┌─ Data

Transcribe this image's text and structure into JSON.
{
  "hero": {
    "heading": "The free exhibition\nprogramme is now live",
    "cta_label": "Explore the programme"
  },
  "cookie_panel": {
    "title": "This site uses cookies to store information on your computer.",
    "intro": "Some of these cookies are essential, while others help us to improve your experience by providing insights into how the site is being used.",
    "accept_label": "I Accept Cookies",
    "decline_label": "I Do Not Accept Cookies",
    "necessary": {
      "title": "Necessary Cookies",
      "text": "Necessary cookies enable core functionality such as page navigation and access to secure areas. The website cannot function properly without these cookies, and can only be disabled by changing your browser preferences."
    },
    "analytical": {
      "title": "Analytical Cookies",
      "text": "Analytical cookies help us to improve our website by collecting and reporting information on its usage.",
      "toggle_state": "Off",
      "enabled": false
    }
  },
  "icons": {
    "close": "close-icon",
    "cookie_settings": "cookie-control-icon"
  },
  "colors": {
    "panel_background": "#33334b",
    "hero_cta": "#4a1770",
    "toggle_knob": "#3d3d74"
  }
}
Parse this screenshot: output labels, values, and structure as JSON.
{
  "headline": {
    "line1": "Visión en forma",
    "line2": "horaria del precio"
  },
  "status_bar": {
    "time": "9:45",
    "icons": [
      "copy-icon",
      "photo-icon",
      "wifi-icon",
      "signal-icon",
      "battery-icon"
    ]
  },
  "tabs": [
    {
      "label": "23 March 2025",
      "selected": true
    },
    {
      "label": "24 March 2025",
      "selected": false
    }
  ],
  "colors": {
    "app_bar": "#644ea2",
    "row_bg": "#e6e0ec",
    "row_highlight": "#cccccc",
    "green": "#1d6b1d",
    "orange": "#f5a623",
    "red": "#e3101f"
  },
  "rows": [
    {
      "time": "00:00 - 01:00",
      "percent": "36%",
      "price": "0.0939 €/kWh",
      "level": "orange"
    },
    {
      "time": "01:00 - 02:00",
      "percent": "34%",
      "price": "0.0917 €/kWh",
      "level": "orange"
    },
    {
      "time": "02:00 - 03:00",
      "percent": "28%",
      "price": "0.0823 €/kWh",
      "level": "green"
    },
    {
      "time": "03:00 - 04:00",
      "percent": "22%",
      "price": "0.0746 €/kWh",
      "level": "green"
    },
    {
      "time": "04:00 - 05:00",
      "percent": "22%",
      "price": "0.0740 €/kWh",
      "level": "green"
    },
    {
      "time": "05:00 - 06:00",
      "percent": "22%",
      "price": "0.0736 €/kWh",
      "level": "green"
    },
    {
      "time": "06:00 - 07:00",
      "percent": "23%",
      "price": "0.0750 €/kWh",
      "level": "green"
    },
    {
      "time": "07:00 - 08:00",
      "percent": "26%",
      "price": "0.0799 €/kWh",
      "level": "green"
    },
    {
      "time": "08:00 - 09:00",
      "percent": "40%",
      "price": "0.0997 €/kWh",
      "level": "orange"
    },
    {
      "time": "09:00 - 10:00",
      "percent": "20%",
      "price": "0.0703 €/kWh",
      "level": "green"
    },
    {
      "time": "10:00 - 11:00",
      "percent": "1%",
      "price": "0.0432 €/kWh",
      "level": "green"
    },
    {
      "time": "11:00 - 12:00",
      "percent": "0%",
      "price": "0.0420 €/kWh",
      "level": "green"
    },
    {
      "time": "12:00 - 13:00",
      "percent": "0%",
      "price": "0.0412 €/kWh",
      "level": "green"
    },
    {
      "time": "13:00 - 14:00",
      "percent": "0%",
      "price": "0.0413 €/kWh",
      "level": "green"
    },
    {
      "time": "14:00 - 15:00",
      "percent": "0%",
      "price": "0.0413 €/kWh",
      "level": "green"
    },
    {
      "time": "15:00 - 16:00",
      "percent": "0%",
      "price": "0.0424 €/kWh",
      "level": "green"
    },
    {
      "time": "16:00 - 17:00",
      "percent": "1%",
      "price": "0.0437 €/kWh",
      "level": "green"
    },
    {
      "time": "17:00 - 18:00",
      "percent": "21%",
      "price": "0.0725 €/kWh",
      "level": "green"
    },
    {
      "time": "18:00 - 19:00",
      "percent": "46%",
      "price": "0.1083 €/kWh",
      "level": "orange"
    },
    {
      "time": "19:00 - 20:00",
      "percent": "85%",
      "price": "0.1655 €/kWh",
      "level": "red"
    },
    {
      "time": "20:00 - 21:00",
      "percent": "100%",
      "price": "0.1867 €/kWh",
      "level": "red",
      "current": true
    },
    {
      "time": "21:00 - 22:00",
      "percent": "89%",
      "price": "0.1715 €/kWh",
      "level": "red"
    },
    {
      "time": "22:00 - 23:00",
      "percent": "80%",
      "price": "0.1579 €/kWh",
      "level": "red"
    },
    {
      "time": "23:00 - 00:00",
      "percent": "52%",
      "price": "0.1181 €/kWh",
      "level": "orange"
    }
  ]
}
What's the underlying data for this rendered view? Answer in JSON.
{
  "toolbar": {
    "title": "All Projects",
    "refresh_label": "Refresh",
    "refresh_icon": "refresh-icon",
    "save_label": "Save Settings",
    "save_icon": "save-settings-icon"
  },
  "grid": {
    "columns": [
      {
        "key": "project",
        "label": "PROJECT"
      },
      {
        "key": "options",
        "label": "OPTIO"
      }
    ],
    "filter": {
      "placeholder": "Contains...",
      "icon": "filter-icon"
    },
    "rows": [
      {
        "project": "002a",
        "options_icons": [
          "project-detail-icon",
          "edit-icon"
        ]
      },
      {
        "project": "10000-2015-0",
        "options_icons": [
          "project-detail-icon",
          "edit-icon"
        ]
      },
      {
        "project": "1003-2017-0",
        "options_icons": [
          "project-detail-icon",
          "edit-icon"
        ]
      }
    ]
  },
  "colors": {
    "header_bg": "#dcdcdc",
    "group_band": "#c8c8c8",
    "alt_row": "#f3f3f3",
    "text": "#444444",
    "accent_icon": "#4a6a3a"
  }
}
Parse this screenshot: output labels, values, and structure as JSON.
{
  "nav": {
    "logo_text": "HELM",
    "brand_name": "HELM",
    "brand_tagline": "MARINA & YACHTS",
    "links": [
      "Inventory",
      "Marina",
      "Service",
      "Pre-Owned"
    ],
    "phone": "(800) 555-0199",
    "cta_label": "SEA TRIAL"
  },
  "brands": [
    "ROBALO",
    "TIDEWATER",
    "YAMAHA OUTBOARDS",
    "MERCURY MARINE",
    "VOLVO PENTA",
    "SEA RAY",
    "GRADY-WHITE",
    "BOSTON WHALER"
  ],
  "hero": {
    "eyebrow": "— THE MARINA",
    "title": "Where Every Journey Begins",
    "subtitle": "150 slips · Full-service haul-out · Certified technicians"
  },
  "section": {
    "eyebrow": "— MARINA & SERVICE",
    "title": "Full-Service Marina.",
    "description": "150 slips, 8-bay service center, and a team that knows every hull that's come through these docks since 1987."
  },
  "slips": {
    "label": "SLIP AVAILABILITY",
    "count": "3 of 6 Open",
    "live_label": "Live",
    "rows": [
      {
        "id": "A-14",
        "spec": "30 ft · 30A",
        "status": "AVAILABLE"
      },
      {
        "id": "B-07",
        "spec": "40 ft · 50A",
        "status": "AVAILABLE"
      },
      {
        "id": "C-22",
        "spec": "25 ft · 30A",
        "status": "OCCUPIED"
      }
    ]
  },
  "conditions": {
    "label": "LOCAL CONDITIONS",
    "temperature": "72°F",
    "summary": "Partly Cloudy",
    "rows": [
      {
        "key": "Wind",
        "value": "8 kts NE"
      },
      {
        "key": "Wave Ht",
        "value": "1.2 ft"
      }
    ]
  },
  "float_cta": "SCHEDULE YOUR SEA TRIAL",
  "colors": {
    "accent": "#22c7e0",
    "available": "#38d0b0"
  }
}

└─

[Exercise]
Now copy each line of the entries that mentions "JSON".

[Answer section]
Transcribe this image's text and structure into JSON.
Parse this screenshot: output labels, values, and structure as JSON.
What's the underlying data for this rendered view? Answer in JSON.
Parse this screenshot: output labels, values, and structure as JSON.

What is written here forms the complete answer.